In the winter of 1642, Augustine Warner I arrived in Jamestown with twelve new settlers for the Virginia Colonies. For bringing these colonists to the new frontier, Warner was given a “head Grant” of 600 acres in Gloucester, Virginia. He eventually expanded his acreage at his new plantation, WARNER HALL, to several thousand acres prior to his death in 1674. During his life he was Justice of York, Justice of Gloucester, and a member of the King’s Council in Virginia. Augustine Warner was the great, great grandfather of George Washington, and an ancestor of Robert E. Lee. Queen Elizabeth II is a direct descendant of Augustine Warner I through the Bowes-Lyon family and the Earl of Strathmore. In England, Warner Hall is referred to as the home of the Queen’s American ancestors.
Augustine Warner II (1642-1681) inherited Warner Hall upon the death of his father in 1674, and further developed the plantation house and property. Augustine Warner II died at the age of 39 on June 19, 1681, predeceasing his wife, Mildred Reade Warner, who he had married by 1666.
In 1676 Nathaniel Bacon came to Gloucester after burning Jamestown and made Warner Hall his headquarters. It was at Warner Hall that Bacon invited the “Oath of Fidelity” of his fellow countrymen.
All of Augustine Warner II’s sons died young and when Augustine himself died in 1681 at the age of 39, he left three daughters, Mary, Mildred and Elizabeth. Mary went on to marry John Smith, of Purton, on the York, and their son, Augustine Smith was said to have been one of the Knights of the Golden Horseshoe who accompanied Governor Spotswood on his famous expedition across the Blue Ridge Mountains in 1716.
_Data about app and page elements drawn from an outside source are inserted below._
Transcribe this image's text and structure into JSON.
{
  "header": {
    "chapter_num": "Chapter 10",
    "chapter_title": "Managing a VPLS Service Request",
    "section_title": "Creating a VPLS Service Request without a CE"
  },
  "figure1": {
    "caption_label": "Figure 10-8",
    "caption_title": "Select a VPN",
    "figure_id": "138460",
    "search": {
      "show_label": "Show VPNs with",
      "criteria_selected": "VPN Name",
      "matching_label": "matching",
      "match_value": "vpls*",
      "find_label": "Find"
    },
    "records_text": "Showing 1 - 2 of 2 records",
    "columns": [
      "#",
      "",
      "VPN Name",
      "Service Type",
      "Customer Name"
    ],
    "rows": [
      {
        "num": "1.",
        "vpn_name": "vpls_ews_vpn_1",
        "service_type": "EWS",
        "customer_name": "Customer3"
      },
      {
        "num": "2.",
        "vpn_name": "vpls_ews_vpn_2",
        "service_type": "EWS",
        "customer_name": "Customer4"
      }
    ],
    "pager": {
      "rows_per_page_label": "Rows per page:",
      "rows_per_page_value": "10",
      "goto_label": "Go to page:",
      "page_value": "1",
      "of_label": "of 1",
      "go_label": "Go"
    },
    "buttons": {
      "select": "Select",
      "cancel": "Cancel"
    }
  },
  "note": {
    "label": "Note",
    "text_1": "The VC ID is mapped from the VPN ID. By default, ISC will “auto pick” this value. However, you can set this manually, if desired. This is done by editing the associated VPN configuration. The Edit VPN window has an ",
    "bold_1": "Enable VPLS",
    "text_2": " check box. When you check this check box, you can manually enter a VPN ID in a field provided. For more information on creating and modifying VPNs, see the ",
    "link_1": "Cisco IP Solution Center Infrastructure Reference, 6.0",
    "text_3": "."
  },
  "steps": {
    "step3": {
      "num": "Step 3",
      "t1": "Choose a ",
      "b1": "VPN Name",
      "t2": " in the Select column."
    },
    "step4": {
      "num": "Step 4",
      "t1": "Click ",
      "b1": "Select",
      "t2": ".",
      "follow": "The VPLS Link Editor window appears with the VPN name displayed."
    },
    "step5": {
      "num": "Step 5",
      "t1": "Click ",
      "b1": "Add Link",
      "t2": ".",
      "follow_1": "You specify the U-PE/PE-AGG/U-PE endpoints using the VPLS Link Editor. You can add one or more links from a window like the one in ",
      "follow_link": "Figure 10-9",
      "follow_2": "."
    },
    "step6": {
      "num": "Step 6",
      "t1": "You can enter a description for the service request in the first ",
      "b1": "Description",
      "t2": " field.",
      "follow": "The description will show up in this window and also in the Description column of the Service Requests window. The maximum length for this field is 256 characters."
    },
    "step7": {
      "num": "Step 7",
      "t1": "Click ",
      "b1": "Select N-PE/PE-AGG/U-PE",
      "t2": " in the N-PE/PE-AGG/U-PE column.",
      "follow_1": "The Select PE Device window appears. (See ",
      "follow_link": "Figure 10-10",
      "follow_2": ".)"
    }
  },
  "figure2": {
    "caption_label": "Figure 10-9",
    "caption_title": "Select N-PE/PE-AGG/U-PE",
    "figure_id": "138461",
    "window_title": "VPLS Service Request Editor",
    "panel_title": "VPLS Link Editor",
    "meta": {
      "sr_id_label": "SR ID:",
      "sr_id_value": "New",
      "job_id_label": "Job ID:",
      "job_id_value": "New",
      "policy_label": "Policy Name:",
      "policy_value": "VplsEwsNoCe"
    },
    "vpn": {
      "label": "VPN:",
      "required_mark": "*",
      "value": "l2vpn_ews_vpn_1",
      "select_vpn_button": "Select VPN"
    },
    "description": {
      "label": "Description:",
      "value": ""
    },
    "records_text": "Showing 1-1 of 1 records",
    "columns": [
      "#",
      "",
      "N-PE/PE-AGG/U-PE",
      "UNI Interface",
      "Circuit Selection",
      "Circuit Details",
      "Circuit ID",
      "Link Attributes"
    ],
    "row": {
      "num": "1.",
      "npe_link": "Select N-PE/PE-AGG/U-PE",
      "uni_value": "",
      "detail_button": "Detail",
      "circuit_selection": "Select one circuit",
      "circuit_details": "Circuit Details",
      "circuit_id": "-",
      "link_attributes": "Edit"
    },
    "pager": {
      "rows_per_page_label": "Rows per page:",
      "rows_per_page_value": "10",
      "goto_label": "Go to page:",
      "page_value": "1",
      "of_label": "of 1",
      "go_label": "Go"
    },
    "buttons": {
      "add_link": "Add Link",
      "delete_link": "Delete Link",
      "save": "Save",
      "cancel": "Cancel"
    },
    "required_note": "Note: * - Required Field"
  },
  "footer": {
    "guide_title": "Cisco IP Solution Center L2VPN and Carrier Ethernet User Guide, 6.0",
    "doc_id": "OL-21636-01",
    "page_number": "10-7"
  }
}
Mildred Warner married Lawrence Washington and their son, Augustine, married Mary Ball. Augustine and Mary became the proud parents of George Washington, who was named after his great-grandfather, George Reade, founder of Yorktown. Perhaps the most recognized patriot in American history, General George Washington led the Colonies to independence from the British in the Revolution of 1776. General George Washington continued his role as a great patriot in 1789 and became the first President of the United States of America. In a famous funeral phrase, Henry Lee declared that Washington was “first in war, first in peace, and first in the hearts of his countrymen.”
Elizabeth, the third daughter of Augustine Warner II, became the wife of John Lewis and inherited Warner Hall. Their son, John Lewis II (1702-1754) was a member of His Majesty’s Council, and was prominent in Gloucester County. The Lewis Family occupied Warner Hall for generations and members of the family immigrated to all parts of the United States. Lewis family descendants built a number of important Virginia homes including Belle Farm, Eagle Point, Abingdon and Severn Hall. Colonel Fielding Lewis of Belle Farm, was the grandson of Elizabeth and John Lewis. Col. Lewis was married twice, first to Catherine Washington, and after her death, to Elizabeth (Betty) Washington, sister of George. One of Fredericksburg’s most beautiful and historic homes, Kenmore, was built by Fielding Lewis for his wife Betty.
As the Warner-Lewis family grew over the years so did the size of the house. From the time of Augustine Warner II, to his daughter Elizabeth and her husband John Lewis, the family and the plantation prospered. Warner Hall came to consist of a large center structure with two separate detached brick dependencies. The east building was the plantation kitchen and laundry, and the west building was the tutor’s quarters, plantation schoolroom and shipping office.
In 1740, a fire destroyed the original 17thcentury Warner home, but the Lewis family rebuilt their residence on the same foundations. The property remained in the Lewis family until the 1830’s. In 1849, the center section of the original Lewis house suffered a devastating fire, leaving the two brick east and west dependencies and out buildings. Before the turn of the century, the Cheney family acquired the property and built the present wood-framed Colonial Revival mansion that was popular in that era, on the original foundation and of the same floor plan as the Lewis house.
Listed by both the National Register of Historic Places and the Virginia Historic Landmarks Commission, The Inn at Warner Hall continues to be of major architectural and genealogical significance in American history. Warner Hall has long been considered one of the premier properties in the Virginia Tidewater area. The property is located 3 ½ miles from U.S. Route 17, and the Colonial Williamsburg and the Hampton Roads area are just 30 minutes away. The State capital of Richmond and Norfolk Harbor are approximately a one hour drive.